Sitting in my car in a shopping mall parking structure, next to the entrance, I watched as person after person walked from the structure into the mall each one holding an iPhone in their hand. Some were talking into it, some were texting, and some were just looking at it as they walked. All teenagers, right? Wrong. Most were older people, the majority of which were women. Many of them were really old. I’m talking senior citizen-retired old.
Getting hooked on electronic devices is definitely not just for the youngsters anymore. Even people who are old enough to know better have disengaged from the real world to lose themselves into cyberspace. Too many of my fellow Americans can’t seem to be able to do anything or go anywhere without staring into their so-called smart phones.
People who walk through busy parking structures with their heads bent down into their devices while vehicles circle around and pull into and out of parking spots prove that the only thing smart about them are their phones. Is it really that hard to put the thing down for the time it takes to walk into the store? Do they seriously need to text while they’re driving or walking across the street? What’s with these people?
Happily I read a couple of little news articles that may suggest that all is not lost. There may be some sanity left in our modern world after all. The first piece is from The New York Times with the headline: “Coffee Shops Skip Wi-Fi to Encourage Customers to Actually Talk.” Too bad Ripley isn’t around to include this in his “Believe It Or Not” strip.
The article spotlights a downtown Toronto café called HotBlack Coffee, which caters to the young hipster coffee crowd. The place offers their patrons just about everything you’d expect from your typical upscale coffee shop, everything except Wi-Fi.
The owner, Jimson Bienenstock, said the shop opened last year without Wi-Fi with the express intent of getting customers to talk to one another instead of burying their faces in laptops. “It’s about creating a social vibe,” he said. “We’re a vehicle for human interaction; otherwise it’s just a commodity.”
Bienenstock has spent a lot of time in other countries and discovered that the practice of having customers set up makeshift offices, which rely on the free Wi-Fi in the coffee cafes, is pretty much a North American thing. He did what he did, he says, as a response to society’s deep immersion into all things digital that leads people to seldom communicate face to face. I love this guy!
Customers initially were taken aback. They simply couldn’t believe that a hip coffee spot would open without Wi-Fi. But some are fine with the concept, and now it seems patrons are divided between those who love it and those who hate it. It hasn’t hurt his business though, the place is buzzing with conversation. “You’d have a hell of a time concentrating in our place because there’s so much noise,” Bienenstock said. “There’s so many people talking to each other.” Imagine that!

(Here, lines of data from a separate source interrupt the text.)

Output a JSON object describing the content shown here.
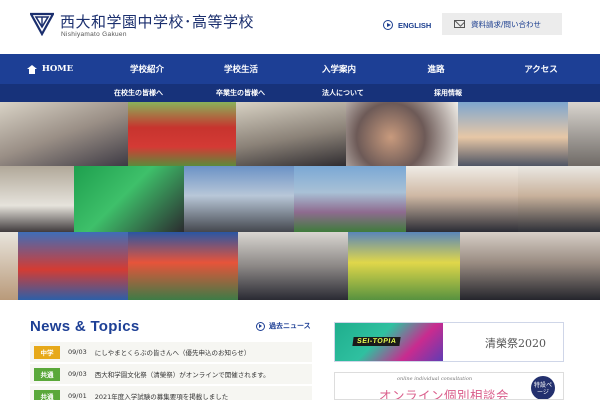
{
  "header": {
    "school_name": "西大和学園中学校･高等学校",
    "school_name_roman": "Nishiyamato Gakuen",
    "english_label": "ENGLISH",
    "inquiry_label": "資料請求/問い合わせ"
  },
  "main_nav": {
    "items": [
      {
        "label": "HOME"
      },
      {
        "label": "学校紹介"
      },
      {
        "label": "学校生活"
      },
      {
        "label": "入学案内"
      },
      {
        "label": "進路"
      },
      {
        "label": "アクセス"
      }
    ]
  },
  "sub_nav": {
    "items": [
      {
        "label": "在校生の皆様へ"
      },
      {
        "label": "卒業生の皆様へ"
      },
      {
        "label": "法人について"
      },
      {
        "label": "採用情報"
      }
    ]
  },
  "news": {
    "title": "News & Topics",
    "past_news_label": "過去ニュース",
    "items": [
      {
        "badge": "中学",
        "badge_color": "#e7a91a",
        "date": "09/03",
        "text": "にしやまとくらぶの皆さんへ（優先申込のお知らせ）"
      },
      {
        "badge": "共通",
        "badge_color": "#5aa83a",
        "date": "09/03",
        "text": "西大和学園文化祭（清榮祭）がオンラインで開催されます。"
      },
      {
        "badge": "共通",
        "badge_color": "#5aa83a",
        "date": "09/01",
        "text": "2021年度入学試験の募集要項を掲載しました"
      }
    ]
  },
  "banners": {
    "festival_badge": "SEI-TOPIA",
    "festival_title": "清榮祭2020",
    "consult_subtitle": "online individual consultation",
    "consult_title": "オンライン個別相談会",
    "consult_badge": "特設ページ"
  },
  "colors": {
    "nav_blue": "#1d3f95",
    "subnav_blue": "#17327a",
    "brand_navy": "#1b2f6e",
    "badge_junior": "#e7a91a",
    "badge_common": "#5aa83a"
  }
}
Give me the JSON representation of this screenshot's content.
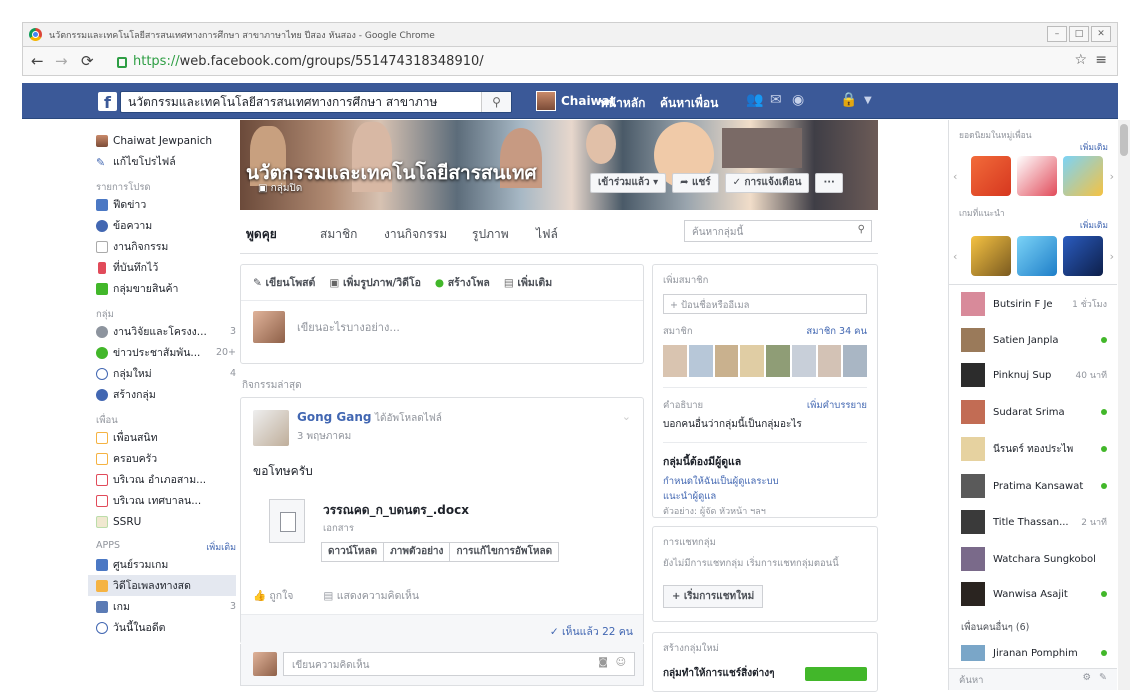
{
  "browser": {
    "window_title": "นวัตกรรมและเทคโนโลยีสารสนเทศทางการศึกษา สาขาภาษาไทย ปีสอง หันสอง - Google Chrome",
    "url_protocol": "https://",
    "url_rest": "web.facebook.com/groups/551474318348910/"
  },
  "topbar": {
    "search_value": "นวัตกรรมและเทคโนโลยีสารสนเทศทางการศึกษา สาขาภาษ",
    "user_name": "Chaiwat",
    "nav_home": "หน้าหลัก",
    "nav_find_friends": "ค้นหาเพื่อน"
  },
  "sidebar": {
    "profile_name": "Chaiwat Jewpanich",
    "edit_profile": "แก้ไขโปรไฟล์",
    "favorites_label": "รายการโปรด",
    "favorites": [
      {
        "label": "ฟีดข่าว",
        "color": "#4b78c4"
      },
      {
        "label": "ข้อความ",
        "color": "#4267b2"
      },
      {
        "label": "งานกิจกรรม",
        "color": "#e4e6ea"
      },
      {
        "label": "ที่บันทึกไว้",
        "color": "#e14b5a"
      },
      {
        "label": "กลุ่มขายสินค้า",
        "color": "#42b72a"
      }
    ],
    "groups_label": "กลุ่ม",
    "groups": [
      {
        "label": "งานวิจัยและโครงง...",
        "count": "3"
      },
      {
        "label": "ข่าวประชาสัมพัน...",
        "count": "20+"
      },
      {
        "label": "กลุ่มใหม่",
        "count": "4"
      },
      {
        "label": "สร้างกลุ่ม",
        "count": ""
      }
    ],
    "friends_label": "เพื่อน",
    "friends": [
      {
        "label": "เพื่อนสนิท"
      },
      {
        "label": "ครอบครัว"
      },
      {
        "label": "บริเวณ อำเภอสาม..."
      },
      {
        "label": "บริเวณ เทศบาลน..."
      },
      {
        "label": "SSRU"
      }
    ],
    "apps_label": "APPS",
    "apps_more": "เพิ่มเติม",
    "apps": [
      {
        "label": "ศูนย์รวมเกม",
        "count": ""
      },
      {
        "label": "วิดีโอเพลงทางสด",
        "count": ""
      },
      {
        "label": "เกม",
        "count": "3"
      },
      {
        "label": "วันนี้ในอดีต",
        "count": ""
      }
    ]
  },
  "cover": {
    "group_name": "นวัตกรรมและเทคโนโลยีสารสนเทศ",
    "closed_label": "กลุ่มปิด",
    "joined_button": "เข้าร่วมแล้ว ▾",
    "share_button": "➦ แชร์",
    "notify_button": "✓ การแจ้งเตือน",
    "more_button": "···"
  },
  "tabs": {
    "items": [
      "พูดคุย",
      "สมาชิก",
      "งานกิจกรรม",
      "รูปภาพ",
      "ไฟล์"
    ],
    "search_placeholder": "ค้นหากลุ่มนี้"
  },
  "composer": {
    "write_post": "เขียนโพสต์",
    "add_photo": "เพิ่มรูปภาพ/วิดีโอ",
    "create_poll": "สร้างโพล",
    "more": "เพิ่มเติม",
    "placeholder": "เขียนอะไรบางอย่าง..."
  },
  "activity_label": "กิจกรรมล่าสุด",
  "post": {
    "author": "Gong Gang",
    "action": "ได้อัพโหลดไฟล์",
    "date": "3 พฤษภาคม",
    "text": "ขอโทษครับ",
    "file_name": "วรรณคด_ก_บดนตร_.docx",
    "file_type": "เอกสาร",
    "btn_download": "ดาวน์โหลด",
    "btn_preview": "ภาพตัวอย่าง",
    "btn_revisions": "การแก้ไขการอัพโหลด",
    "like": "ถูกใจ",
    "comment": "แสดงความคิดเห็น",
    "seen": "✓ เห็นแล้ว 22 คน",
    "comment_placeholder": "เขียนความคิดเห็น"
  },
  "members": {
    "add_label": "เพิ่มสมาชิก",
    "add_placeholder": "+ ป้อนชื่อหรืออีเมล",
    "members_label": "สมาชิก",
    "members_count": "สมาชิก 34 คน",
    "desc_label": "คำอธิบาย",
    "desc_link": "เพิ่มคำบรรยาย",
    "desc_text": "บอกคนอื่นว่ากลุ่มนี้เป็นกลุ่มอะไร",
    "admin_title": "กลุ่มนี้ต้องมีผู้ดูแล",
    "admin_link1": "กำหนดให้ฉันเป็นผู้ดูแลระบบ",
    "admin_link2": "แนะนำผู้ดูแล",
    "admin_hint": "ตัวอย่าง: ผู้จัด หัวหน้า ฯลฯ"
  },
  "chatbox": {
    "label": "การแชทกลุ่ม",
    "text": "ยังไม่มีการแชทกลุ่ม เริ่มการแชทกลุ่มตอนนี้",
    "button": "+ เริ่มการแชทใหม่"
  },
  "newgroup": {
    "label": "สร้างกลุ่มใหม่",
    "text": "กลุ่มทำให้การแชร์สิ่งต่างๆ"
  },
  "rightbar": {
    "games_label": "ยอดนิยมในหมู่เพื่อน",
    "games_more": "เพิ่มเติม",
    "games2_label": "เกมที่แนะนำ",
    "games2_more": "เพิ่มเติม",
    "contacts": [
      {
        "name": "Butsirin F Je",
        "status": "1 ชั่วโมง"
      },
      {
        "name": "Satien Janpla",
        "status": "online"
      },
      {
        "name": "Pinknuj Sup",
        "status": "40 นาที"
      },
      {
        "name": "Sudarat Srima",
        "status": "online"
      },
      {
        "name": "นีรนดร์ ทองประไพ",
        "status": "online"
      },
      {
        "name": "Pratima Kansawat",
        "status": "online"
      },
      {
        "name": "Title Thassan...",
        "status": "2 นาที"
      },
      {
        "name": "Watchara Sungkobol",
        "status": ""
      },
      {
        "name": "Wanwisa Asajit",
        "status": "online"
      }
    ],
    "other_friends": "เพื่อนคนอื่นๆ (6)",
    "last_contact": "Jiranan Pomphim",
    "search_placeholder": "ค้นหา"
  }
}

Other coffee shops have jumped on the no-Wi-Fi bandwagon as well, including some in the U.S. Could this be a growing movement towards reengaging in our surroundings and communicating face to face with others? Time will tell.
Meanwhile, in another good news story, a Madison, Wisconsin school district is blocking students’ access to social media sites at several schools during the school day as part of a pilot project aimed at reengaging students. School officials at East High School and Wright and Cherokee Middle Schools killed access to Facebook, Twitter, Snapchat and dozens of other social media sites on Monday, May 1st, and West High School followed suit on the following Monday.
The plan is to track students at the schools through the end of the year to determine if the change made any impact on behavior, academics and school safety. This is a good move, but why the heck were students allowed to use social media at school to begin with? There’s no question that phones are a distraction to students in class and competes with the teacher for their attention. Hopefully this will take hold permanently, and in other school districts across the country too. Social media during school hours? Nonsense. Bad enough kids are involved in it when they’re at home.
Kids need to know that there is more to life than what’s contained within the screens of their electronic devices. And that goes for old codgers too.
Greg Crosby is a writer and cartoonist and former executive at the Walt Disney Company.